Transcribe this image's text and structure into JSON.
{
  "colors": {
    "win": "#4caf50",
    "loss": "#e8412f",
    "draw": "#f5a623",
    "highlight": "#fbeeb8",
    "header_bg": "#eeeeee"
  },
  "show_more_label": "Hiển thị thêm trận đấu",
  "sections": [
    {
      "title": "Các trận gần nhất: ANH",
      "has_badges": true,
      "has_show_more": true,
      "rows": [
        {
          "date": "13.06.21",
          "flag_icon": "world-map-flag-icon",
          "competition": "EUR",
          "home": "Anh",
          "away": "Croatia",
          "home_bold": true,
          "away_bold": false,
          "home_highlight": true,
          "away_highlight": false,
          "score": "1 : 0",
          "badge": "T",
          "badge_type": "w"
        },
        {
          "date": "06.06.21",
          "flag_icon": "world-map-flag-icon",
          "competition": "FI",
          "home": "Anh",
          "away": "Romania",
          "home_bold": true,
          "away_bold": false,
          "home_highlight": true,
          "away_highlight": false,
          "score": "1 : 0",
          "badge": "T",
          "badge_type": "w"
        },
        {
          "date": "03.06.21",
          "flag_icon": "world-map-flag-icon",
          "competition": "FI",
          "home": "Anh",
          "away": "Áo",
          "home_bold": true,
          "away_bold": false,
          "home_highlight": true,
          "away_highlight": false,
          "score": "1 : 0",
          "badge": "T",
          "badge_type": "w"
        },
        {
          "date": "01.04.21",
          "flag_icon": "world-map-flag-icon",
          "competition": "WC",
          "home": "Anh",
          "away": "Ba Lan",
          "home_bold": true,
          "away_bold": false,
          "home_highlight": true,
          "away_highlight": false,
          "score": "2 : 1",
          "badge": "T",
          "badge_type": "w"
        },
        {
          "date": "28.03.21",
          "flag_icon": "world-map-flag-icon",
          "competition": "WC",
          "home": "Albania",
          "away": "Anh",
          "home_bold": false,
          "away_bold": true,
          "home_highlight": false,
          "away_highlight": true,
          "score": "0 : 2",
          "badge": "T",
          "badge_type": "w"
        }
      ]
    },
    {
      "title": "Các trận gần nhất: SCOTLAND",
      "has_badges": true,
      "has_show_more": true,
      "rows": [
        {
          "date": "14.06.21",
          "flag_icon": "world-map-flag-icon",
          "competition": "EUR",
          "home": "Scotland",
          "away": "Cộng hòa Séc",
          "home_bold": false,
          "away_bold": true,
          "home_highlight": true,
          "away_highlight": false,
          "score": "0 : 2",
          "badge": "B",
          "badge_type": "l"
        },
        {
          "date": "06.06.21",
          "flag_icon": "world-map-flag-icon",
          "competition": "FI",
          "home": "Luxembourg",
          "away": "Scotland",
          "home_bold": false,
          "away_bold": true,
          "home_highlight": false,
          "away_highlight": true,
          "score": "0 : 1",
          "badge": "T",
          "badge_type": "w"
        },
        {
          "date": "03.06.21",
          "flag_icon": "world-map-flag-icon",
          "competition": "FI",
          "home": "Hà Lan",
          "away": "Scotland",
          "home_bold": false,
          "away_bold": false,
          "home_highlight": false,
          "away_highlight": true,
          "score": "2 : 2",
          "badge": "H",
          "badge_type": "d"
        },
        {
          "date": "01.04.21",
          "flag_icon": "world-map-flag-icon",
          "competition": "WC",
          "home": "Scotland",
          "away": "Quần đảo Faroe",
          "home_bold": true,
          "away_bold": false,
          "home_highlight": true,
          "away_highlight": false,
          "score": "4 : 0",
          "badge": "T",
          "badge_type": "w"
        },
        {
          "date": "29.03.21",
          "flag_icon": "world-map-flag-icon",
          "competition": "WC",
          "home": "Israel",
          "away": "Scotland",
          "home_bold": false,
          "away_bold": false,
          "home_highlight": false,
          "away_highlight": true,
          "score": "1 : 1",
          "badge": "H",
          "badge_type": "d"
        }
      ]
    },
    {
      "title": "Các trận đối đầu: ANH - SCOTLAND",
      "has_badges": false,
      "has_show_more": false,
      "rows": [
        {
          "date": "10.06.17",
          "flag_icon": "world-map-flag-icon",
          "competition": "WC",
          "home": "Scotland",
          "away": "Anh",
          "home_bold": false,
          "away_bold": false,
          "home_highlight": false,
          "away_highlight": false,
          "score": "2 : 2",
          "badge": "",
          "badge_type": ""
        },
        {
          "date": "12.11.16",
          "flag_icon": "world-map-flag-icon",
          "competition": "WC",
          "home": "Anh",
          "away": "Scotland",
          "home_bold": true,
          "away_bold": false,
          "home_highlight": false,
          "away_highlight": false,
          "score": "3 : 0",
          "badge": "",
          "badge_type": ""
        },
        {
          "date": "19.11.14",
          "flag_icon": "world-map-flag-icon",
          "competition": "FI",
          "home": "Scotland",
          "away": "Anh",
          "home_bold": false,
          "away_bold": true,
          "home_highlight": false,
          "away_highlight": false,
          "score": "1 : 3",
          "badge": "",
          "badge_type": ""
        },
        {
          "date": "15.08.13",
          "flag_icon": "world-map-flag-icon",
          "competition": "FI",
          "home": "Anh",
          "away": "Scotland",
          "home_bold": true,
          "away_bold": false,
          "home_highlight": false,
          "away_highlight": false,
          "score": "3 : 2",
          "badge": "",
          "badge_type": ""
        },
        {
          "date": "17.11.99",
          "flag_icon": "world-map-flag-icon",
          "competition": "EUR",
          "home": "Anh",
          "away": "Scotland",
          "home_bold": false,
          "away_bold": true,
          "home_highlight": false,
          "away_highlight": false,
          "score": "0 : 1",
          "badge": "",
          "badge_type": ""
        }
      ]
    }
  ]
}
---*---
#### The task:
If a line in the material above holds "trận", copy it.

#### Answer below:
  "show_more_label": "Hiển thị thêm trận đấu",
      "title": "Các trận gần nhất: ANH",
      "title": "Các trận gần nhất: SCOTLAND",
      "title": "Các trận đối đầu: ANH - SCOTLAND",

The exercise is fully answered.